For example, Amex rewards cards can earn points or cash back, but not all rewards can be redeemed for travel. For instance, The Amex EveryDay® Preferred Credit Card* comes with a $95 annual fee and rewards in the form of Amex Membership Rewards points, which can be redeemed for travel through AmexTravel.com. The Blue Cash Preferred® Card from American Express, however, also comes with a $95 annual fee, but it offers rewards in the form of cash back instead of points, which can’t be redeemed for travel.
Chase, however, offers cash back cards that allow you to earn rewards on travel and redeem rewards through the issuer’s travel portal. For example, the no-annual-fee Chase Freedom Flex℠ allows cardholders to earn 5 percent cash back on travel purchases made through the Chase Ultimate Rewards portal. You can then redeem cash back for travel through Ultimate Rewards, among other options. This is because Chase’s cash back rewards are technically in the form of Chase Ultimate Rewards points, which provide more redemption options and access to the portal.
Why you might not want to book through your card issuer’s portal
Using your card issuer’s portal to book travel can come with many benefits, especially if you’re trying to save money. Premium travel cards, for example, often offer strong incentives to redeem rewards through travel portals.
However, you should know your issuer’s travel portal doesn’t always provide the best travel prices. Even if you’ve got enough rewards and cash to book travel with your card issuer portal, you still may not get the best deal for your travel plans. In the portal, there could be both inflated pricing and limited availability for the travel accommodations you’re looking to book.
It’s also worth noting that, if you have elite status through a hotel rewards program, you may not want to book through your issuer portal. For example, hotel programs like Marriott Bonvoy or World of Hyatt might not offer the room upgrades, late checkout or complimentary meals you’re accustomed to if you book through a third-party site.
We recommend always reading the terms and conditions of any issuer travel portal booking closely, as well as comparing prices against other sites. If you end up spending more than you would elsewhere or sacrificing luxury perks, you might be better off bypassing your card’s platform.
The bottom line
There are plenty of benefits to booking your travel accommodations through your card issuer’s portal.

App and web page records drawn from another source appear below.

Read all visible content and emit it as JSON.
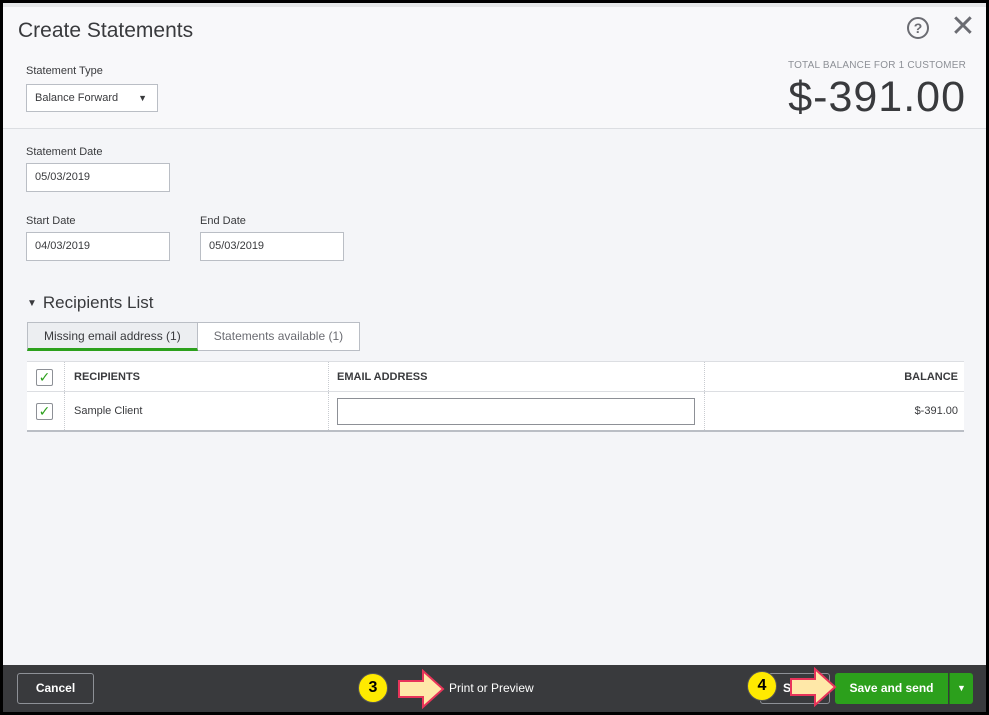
{
  "dialog": {
    "title": "Create Statements"
  },
  "statement_type": {
    "label": "Statement Type",
    "selected": "Balance Forward"
  },
  "total": {
    "label": "TOTAL BALANCE FOR 1 CUSTOMER",
    "value": "$-391.00"
  },
  "statement_date": {
    "label": "Statement Date",
    "value": "05/03/2019"
  },
  "start_date": {
    "label": "Start Date",
    "value": "04/03/2019"
  },
  "end_date": {
    "label": "End Date",
    "value": "05/03/2019"
  },
  "recipients": {
    "section_title": "Recipients List",
    "tabs": [
      {
        "label": "Missing email address (1)",
        "active": true
      },
      {
        "label": "Statements available (1)",
        "active": false
      }
    ],
    "columns": [
      "RECIPIENTS",
      "EMAIL ADDRESS",
      "BALANCE"
    ],
    "rows": [
      {
        "name": "Sample Client",
        "email": "",
        "balance": "$-391.00",
        "checked": true
      }
    ]
  },
  "footer": {
    "cancel_label": "Cancel",
    "print_label": "Print or Preview",
    "save_label": "Save",
    "save_send_label": "Save and send"
  },
  "annotations": {
    "step3": "3",
    "step4": "4"
  },
  "colors": {
    "accent_green": "#2ca01c",
    "footer_bg": "#393a3d",
    "badge_yellow": "#ffea00",
    "arrow_fill": "#ffe8a8",
    "arrow_stroke": "#e8345a"
  },
  "icons": {
    "help": "help-icon",
    "close": "close-icon",
    "checkbox": "checkmark-icon",
    "caret": "chevron-down-icon"
  }
}
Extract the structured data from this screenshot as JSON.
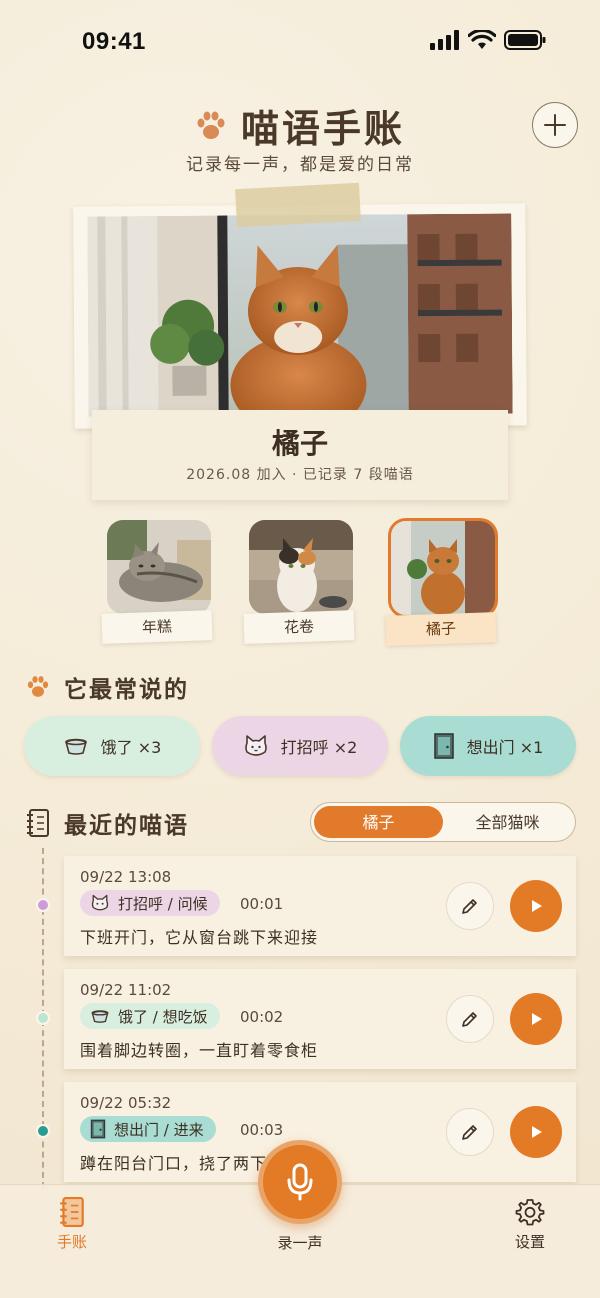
{
  "status": {
    "time": "09:41"
  },
  "header": {
    "title": "喵语手账",
    "subtitle": "记录每一声，都是爱的日常",
    "add_label": "+"
  },
  "profile": {
    "name": "橘子",
    "meta": "2026.08 加入 · 已记录 7 段喵语"
  },
  "cats": [
    {
      "name": "年糕",
      "active": false
    },
    {
      "name": "花卷",
      "active": false
    },
    {
      "name": "橘子",
      "active": true
    }
  ],
  "frequent": {
    "heading": "它最常说的",
    "pills": [
      {
        "label": "饿了 ×3",
        "icon": "bowl-icon",
        "color": "#d8eedf"
      },
      {
        "label": "打招呼 ×2",
        "icon": "cat-face-icon",
        "color": "#ecd6e6"
      },
      {
        "label": "想出门 ×1",
        "icon": "door-icon",
        "color": "#a9ddd3"
      }
    ]
  },
  "recent": {
    "heading": "最近的喵语",
    "toggle": {
      "active": "橘子",
      "all": "全部猫咪"
    },
    "entries": [
      {
        "time": "09/22 13:08",
        "tag": "打招呼 / 问候",
        "duration": "00:01",
        "desc": "下班开门，它从窗台跳下来迎接",
        "dot_color": "#cf9ad8",
        "tag_color": "#ecd6e6",
        "icon": "cat-face-icon"
      },
      {
        "time": "09/22 11:02",
        "tag": "饿了 / 想吃饭",
        "duration": "00:02",
        "desc": "围着脚边转圈，一直盯着零食柜",
        "dot_color": "#bde6d0",
        "tag_color": "#d8eedf",
        "icon": "bowl-icon"
      },
      {
        "time": "09/22 05:32",
        "tag": "想出门 / 进来",
        "duration": "00:03",
        "desc": "蹲在阳台门口，挠了两下门",
        "dot_color": "#2a9c92",
        "tag_color": "#a9ddd3",
        "icon": "door-icon"
      }
    ]
  },
  "tabbar": {
    "journal": "手账",
    "record": "录一声",
    "settings": "设置"
  },
  "colors": {
    "accent": "#e27a26",
    "background": "#f6eedd"
  }
}
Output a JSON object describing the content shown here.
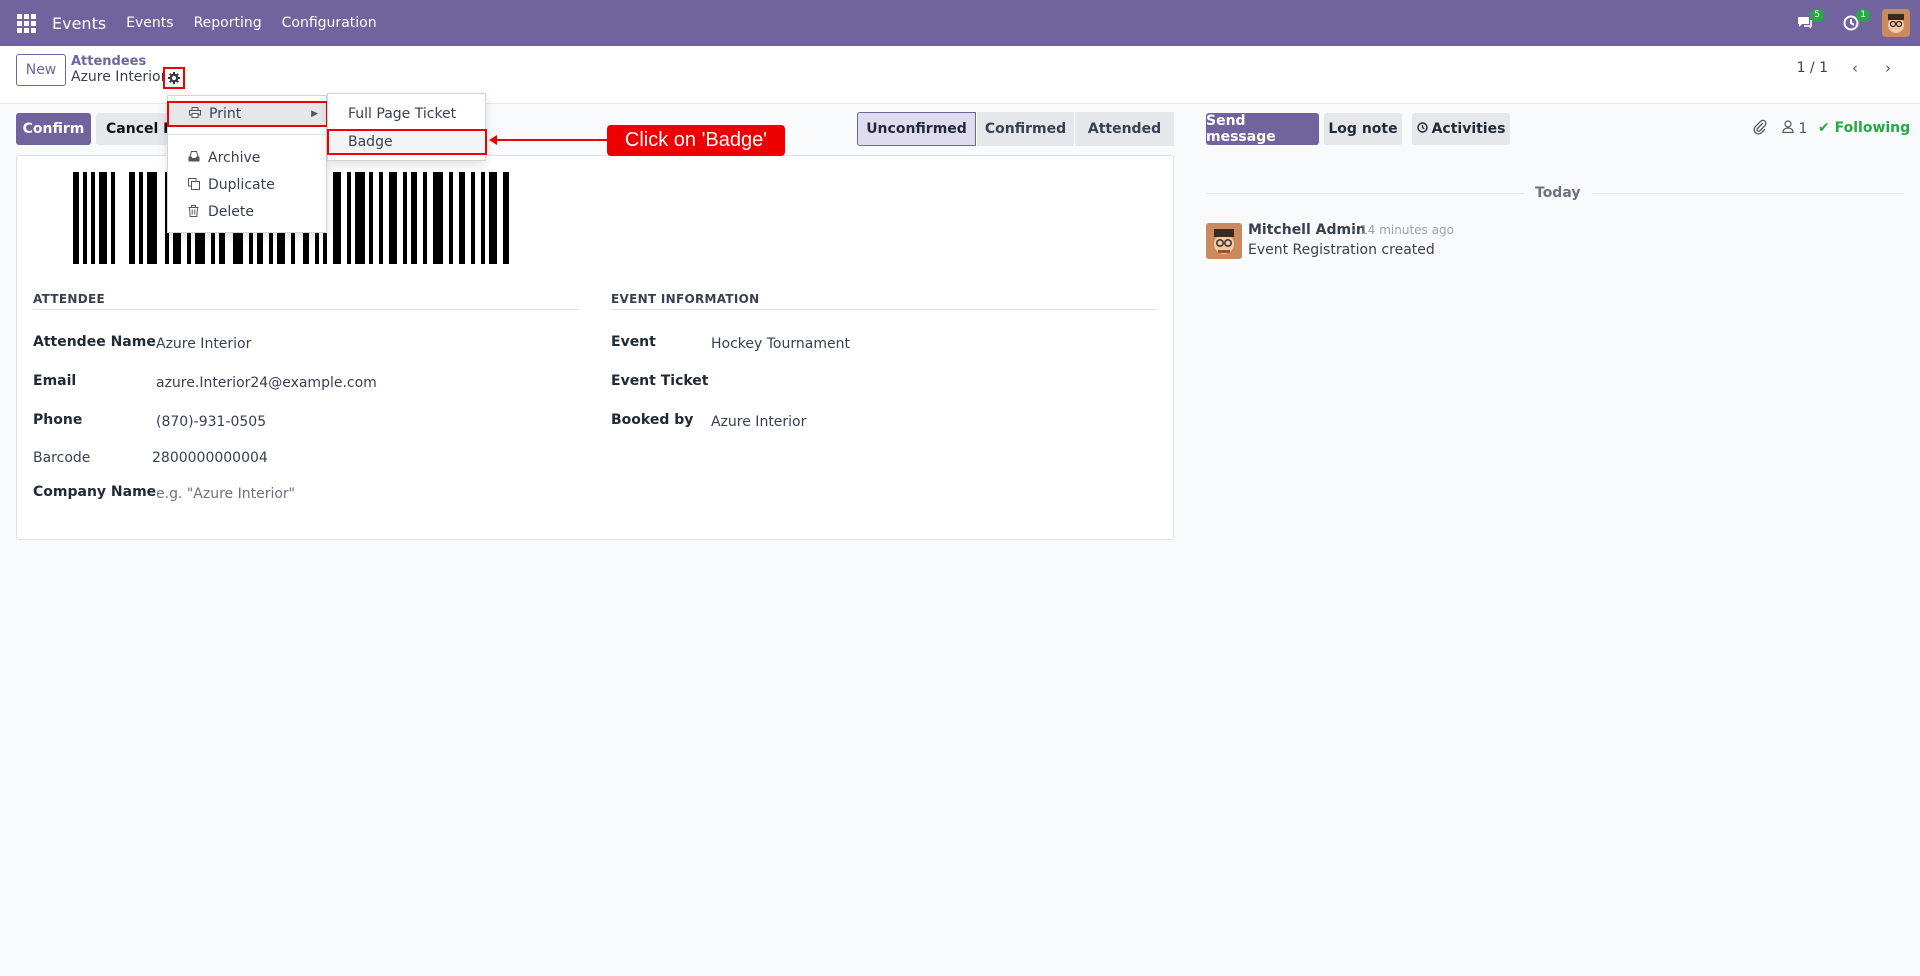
{
  "navbar": {
    "app_name": "Events",
    "menu": [
      "Events",
      "Reporting",
      "Configuration"
    ],
    "messages_count": "5",
    "activities_count": "1"
  },
  "control_panel": {
    "new_label": "New",
    "breadcrumb_parent": "Attendees",
    "breadcrumb_current": "Azure Interior",
    "pager": "1 / 1"
  },
  "actions": {
    "confirm_label": "Confirm",
    "cancel_label": "Cancel Registration"
  },
  "statusbar": {
    "stages": [
      "Unconfirmed",
      "Confirmed",
      "Attended"
    ],
    "active": "Unconfirmed"
  },
  "form": {
    "attendee_section": "ATTENDEE",
    "event_section": "EVENT INFORMATION",
    "fields": {
      "attendee_name_label": "Attendee Name",
      "attendee_name": "Azure Interior",
      "email_label": "Email",
      "email": "azure.Interior24@example.com",
      "phone_label": "Phone",
      "phone": "(870)-931-0505",
      "barcode_label": "Barcode",
      "barcode": "2800000000004",
      "company_label": "Company Name",
      "company_placeholder": "e.g. \"Azure Interior\"",
      "event_label": "Event",
      "event": "Hockey Tournament",
      "ticket_label": "Event Ticket",
      "booked_by_label": "Booked by",
      "booked_by": "Azure Interior"
    }
  },
  "gear_menu": {
    "print_label": "Print",
    "archive_label": "Archive",
    "duplicate_label": "Duplicate",
    "delete_label": "Delete"
  },
  "print_submenu": {
    "full_page_ticket": "Full Page Ticket",
    "badge": "Badge"
  },
  "chatter": {
    "send_message": "Send message",
    "log_note": "Log note",
    "activities": "Activities",
    "followers_count": "1",
    "following": "Following",
    "today": "Today",
    "message": {
      "author": "Mitchell Admin",
      "time": "- 14 minutes ago",
      "body": "Event Registration created"
    }
  },
  "annotation": {
    "text": "Click on 'Badge'",
    "color": "#ee0000"
  },
  "colors": {
    "brand": "#71639e",
    "success": "#28a745"
  }
}
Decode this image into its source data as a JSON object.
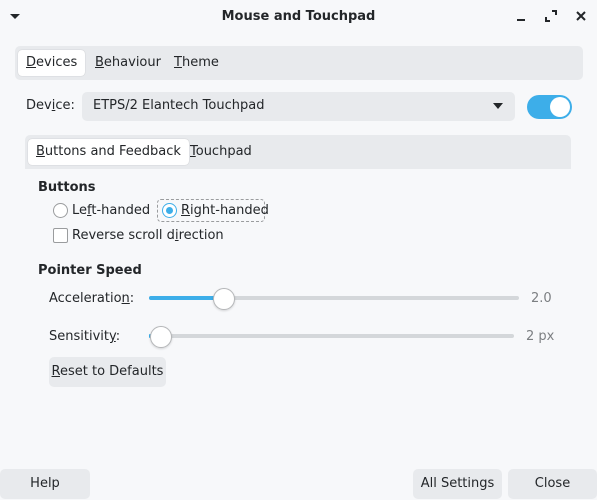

It can be a great tool to have when you’re ready to book your next big trip. But the best way to use your issuer’s portal is to make it a part of your overall strategy to get discounts, upgrades and exclusive travel deals.
*All information about The Amex EveryDay® Preferred Credit Card has been collected independently by Bankrate and has not been reviewed or approved by the issuer.